Problem
Output each record below exactly as it stands, leaving out the pictures.

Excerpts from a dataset
***
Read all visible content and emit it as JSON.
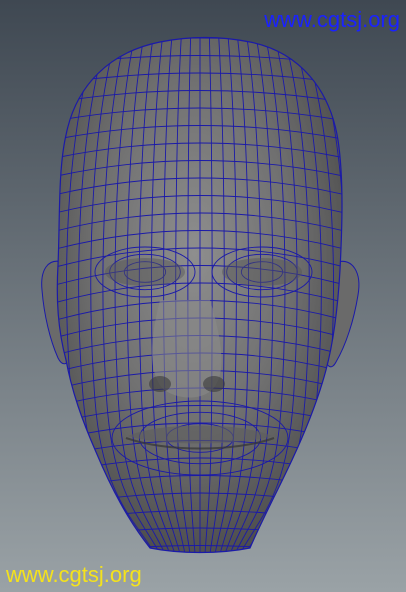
{
  "viewport": {
    "background_top": "#3f4852",
    "background_bottom": "#9aa2a6",
    "mesh_fill": "#7a7a7a",
    "mesh_wire": "#1b1aa8"
  },
  "watermarks": {
    "top_text": "www.cgtsj.org",
    "top_color": "#1a22ff",
    "bottom_text": "www.cgtsj.org",
    "bottom_color": "#f4e21c"
  }
}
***
Response to this exercise
Read all visible content and emit it as JSON.
{
  "viewport": {
    "background_top": "#3f4852",
    "background_bottom": "#9aa2a6",
    "mesh_fill": "#7a7a7a",
    "mesh_wire": "#1b1aa8"
  },
  "watermarks": {
    "top_text": "www.cgtsj.org",
    "top_color": "#1a22ff",
    "bottom_text": "www.cgtsj.org",
    "bottom_color": "#f4e21c"
  }
}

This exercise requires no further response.